When it comes to child support arrangements, even the most well-though out plan may prove unfeasible over time, requiring a modification. Unpredictable life events such as sickness, loss of income or change in marital status of your spouse may affect their ability to pay you the agreed child support, at which point a modification may be needed.
A verbal agreement between the two parents is often best, as it saves money on legal fees and a drawn-out court battle, but if you can't agree on new child support payments, you may have to hire a family law attorney to help you with a child support modification suit:
Reasons to seek a child support increase
If you are the custodial parent, you may seek an increase in child support payments from your spouse if your children's needs increase. As children grow, they may require more money for educational purposes, need braces or other similar requirements that would necessitate increased funding.
Medical emergencies, disability of the child or other medical-related issues might also warrant the need for additional child support.
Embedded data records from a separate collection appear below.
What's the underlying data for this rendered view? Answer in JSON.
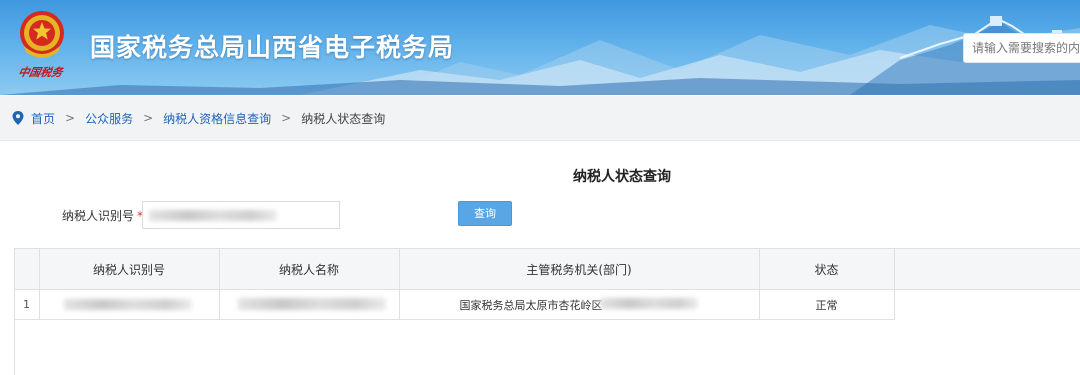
{
  "header": {
    "site_title": "国家税务总局山西省电子税务局",
    "emblem_caption": "中国税务",
    "search_placeholder": "请输入需要搜索的内容"
  },
  "breadcrumb": {
    "items": [
      "首页",
      "公众服务",
      "纳税人资格信息查询",
      "纳税人状态查询"
    ],
    "separator": ">"
  },
  "main": {
    "heading": "纳税人状态查询",
    "form": {
      "tin_label": "纳税人识别号",
      "required_mark": "*",
      "query_button": "查询"
    },
    "table": {
      "columns": [
        "纳税人识别号",
        "纳税人名称",
        "主管税务机关(部门)",
        "状态"
      ],
      "rows": [
        {
          "index": "1",
          "authority_visible": "国家税务总局太原市杏花岭区",
          "status": "正常"
        }
      ]
    }
  },
  "colors": {
    "banner_blue": "#3f98df",
    "link_blue": "#1f64b5",
    "button_blue": "#5aa6e4",
    "required_red": "#e53333"
  }
}
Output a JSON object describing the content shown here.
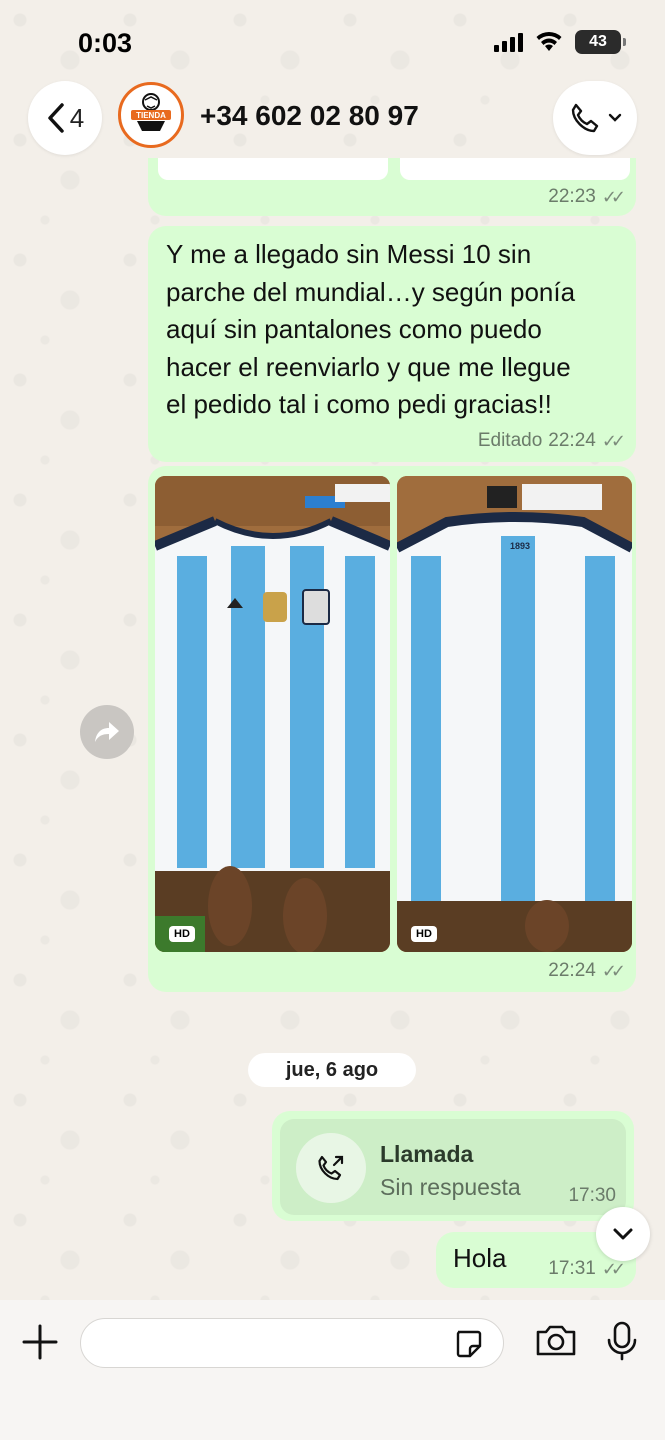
{
  "status_bar": {
    "time": "0:03",
    "battery": "43"
  },
  "header": {
    "back_count": "4",
    "contact": "+34 602 02 80 97",
    "avatar_text": "TIENDA"
  },
  "messages": {
    "m0": {
      "time": "22:23"
    },
    "m1": {
      "lines": [
        "Y  me a llegado sin Messi 10 sin",
        "parche del mundial…y según ponía",
        "aquí sin pantalones como puedo",
        "hacer el reenviarlo y que me llegue",
        "el pedido tal i como pedi gracias!!"
      ],
      "edited": "Editado",
      "time": "22:24"
    },
    "m2": {
      "hd1": "HD",
      "hd2": "HD",
      "shirt_back_number": "1893",
      "time": "22:24"
    }
  },
  "date_separator": "jue, 6 ago",
  "call": {
    "title": "Llamada",
    "subtitle": "Sin respuesta",
    "time": "17:30"
  },
  "hola": {
    "text": "Hola",
    "time": "17:31"
  },
  "ticks": "✓✓",
  "colors": {
    "outgoing_bubble": "#d9fdd3",
    "stripe_blue": "#5aaee0",
    "floor_wood": "#9b6a3b"
  }
}
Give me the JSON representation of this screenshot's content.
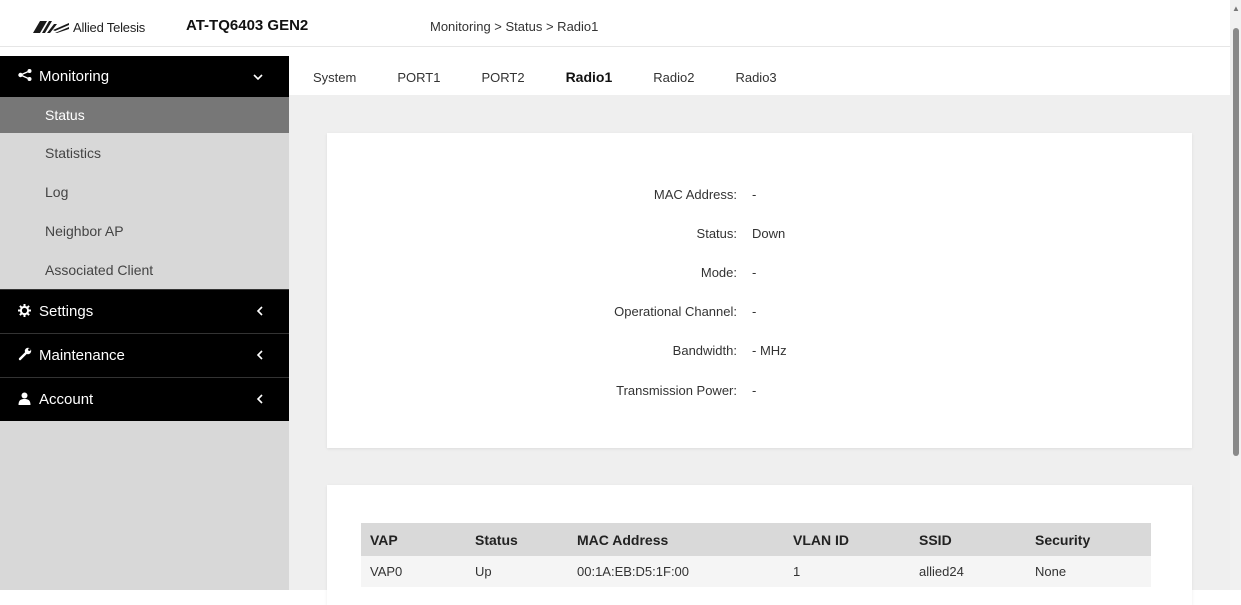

Cost-of-living increases or age-related expenses are also acceptable grounds for a child support increase.
If you discover that your partner has had a significant increase in income - say due to a promotion at work or a large inheritance - you may also be able to petition a court to increase their child support payments. A family lawyer can help you prove that a substantial change in circumstances occurred, entitling you to receive more from your spouse in child support.
Make it official
Litigating child support agreements could take an emotional and financial toll on both parties, which is why it would be best to reach an agreement out of court. Methods such as mediation are available to help parents agree on a new child support arrangement. However, should reaching an agreement prove difficult, you may have to take the matter before a judge.
In case you reach a verbal or written agreement with your spouse on a new child support amount, you should seek court approval for the new amount and a new order reflecting changes in the child support payments.
Failure to do so would mean that the original support order remains in effect and the court would not be able to act on your verbal arrangement should you require help in collecting missed payments. Modifying your child support order is usually as simple as just filing the required forms and submitting them to a family court. To learn more, or if you have other questions, contact a company like The Law Offices of John G. McGill, Jr. for help.